── Records supplied

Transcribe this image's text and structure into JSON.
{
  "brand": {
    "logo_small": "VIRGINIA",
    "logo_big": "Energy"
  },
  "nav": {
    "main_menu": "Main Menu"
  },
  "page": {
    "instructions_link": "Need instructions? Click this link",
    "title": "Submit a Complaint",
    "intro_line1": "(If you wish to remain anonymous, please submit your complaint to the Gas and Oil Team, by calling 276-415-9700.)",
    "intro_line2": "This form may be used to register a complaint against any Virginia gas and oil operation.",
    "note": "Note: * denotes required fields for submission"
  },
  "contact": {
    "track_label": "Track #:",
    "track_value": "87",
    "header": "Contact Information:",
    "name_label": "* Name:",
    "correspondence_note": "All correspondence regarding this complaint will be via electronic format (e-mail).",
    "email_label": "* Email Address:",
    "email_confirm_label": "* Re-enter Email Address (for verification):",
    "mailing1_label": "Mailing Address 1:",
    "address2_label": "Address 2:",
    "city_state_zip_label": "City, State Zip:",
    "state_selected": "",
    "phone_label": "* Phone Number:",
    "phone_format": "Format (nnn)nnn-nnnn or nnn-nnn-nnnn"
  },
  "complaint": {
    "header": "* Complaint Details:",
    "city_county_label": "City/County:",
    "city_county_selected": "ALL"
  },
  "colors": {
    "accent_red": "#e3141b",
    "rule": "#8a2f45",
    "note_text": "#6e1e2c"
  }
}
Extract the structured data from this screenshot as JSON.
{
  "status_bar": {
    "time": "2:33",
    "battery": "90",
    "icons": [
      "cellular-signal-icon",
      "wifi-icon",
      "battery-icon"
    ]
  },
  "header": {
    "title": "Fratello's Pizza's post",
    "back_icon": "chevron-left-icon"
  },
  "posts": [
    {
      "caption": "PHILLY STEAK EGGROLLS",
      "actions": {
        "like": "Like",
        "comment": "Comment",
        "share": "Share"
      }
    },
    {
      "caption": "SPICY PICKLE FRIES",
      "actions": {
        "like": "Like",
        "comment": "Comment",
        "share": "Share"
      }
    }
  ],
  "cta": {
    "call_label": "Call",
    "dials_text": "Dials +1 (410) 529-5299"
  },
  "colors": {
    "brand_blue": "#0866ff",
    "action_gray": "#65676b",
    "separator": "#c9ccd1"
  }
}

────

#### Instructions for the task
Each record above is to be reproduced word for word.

#### Exercise result
Transcribe this image's text and structure into JSON.
{
  "brand": {
    "logo_small": "VIRGINIA",
    "logo_big": "Energy"
  },
  "nav": {
    "main_menu": "Main Menu"
  },
  "page": {
    "instructions_link": "Need instructions? Click this link",
    "title": "Submit a Complaint",
    "intro_line1": "(If you wish to remain anonymous, please submit your complaint to the Gas and Oil Team, by calling 276-415-9700.)",
    "intro_line2": "This form may be used to register a complaint against any Virginia gas and oil operation.",
    "note": "Note: * denotes required fields for submission"
  },
  "contact": {
    "track_label": "Track #:",
    "track_value": "87",
    "header": "Contact Information:",
    "name_label": "* Name:",
    "correspondence_note": "All correspondence regarding this complaint will be via electronic format (e-mail).",
    "email_label": "* Email Address:",
    "email_confirm_label": "* Re-enter Email Address (for verification):",
    "mailing1_label": "Mailing Address 1:",
    "address2_label": "Address 2:",
    "city_state_zip_label": "City, State Zip:",
    "state_selected": "",
    "phone_label": "* Phone Number:",
    "phone_format": "Format (nnn)nnn-nnnn or nnn-nnn-nnnn"
  },
  "complaint": {
    "header": "* Complaint Details:",
    "city_county_label": "City/County:",
    "city_county_selected": "ALL"
  },
  "colors": {
    "accent_red": "#e3141b",
    "rule": "#8a2f45",
    "note_text": "#6e1e2c"
  }
}
Extract the structured data from this screenshot as JSON.
{
  "status_bar": {
    "time": "2:33",
    "battery": "90",
    "icons": [
      "cellular-signal-icon",
      "wifi-icon",
      "battery-icon"
    ]
  },
  "header": {
    "title": "Fratello's Pizza's post",
    "back_icon": "chevron-left-icon"
  },
  "posts": [
    {
      "caption": "PHILLY STEAK EGGROLLS",
      "actions": {
        "like": "Like",
        "comment": "Comment",
        "share": "Share"
      }
    },
    {
      "caption": "SPICY PICKLE FRIES",
      "actions": {
        "like": "Like",
        "comment": "Comment",
        "share": "Share"
      }
    }
  ],
  "cta": {
    "call_label": "Call",
    "dials_text": "Dials +1 (410) 529-5299"
  },
  "colors": {
    "brand_blue": "#0866ff",
    "action_gray": "#65676b",
    "separator": "#c9ccd1"
  }
}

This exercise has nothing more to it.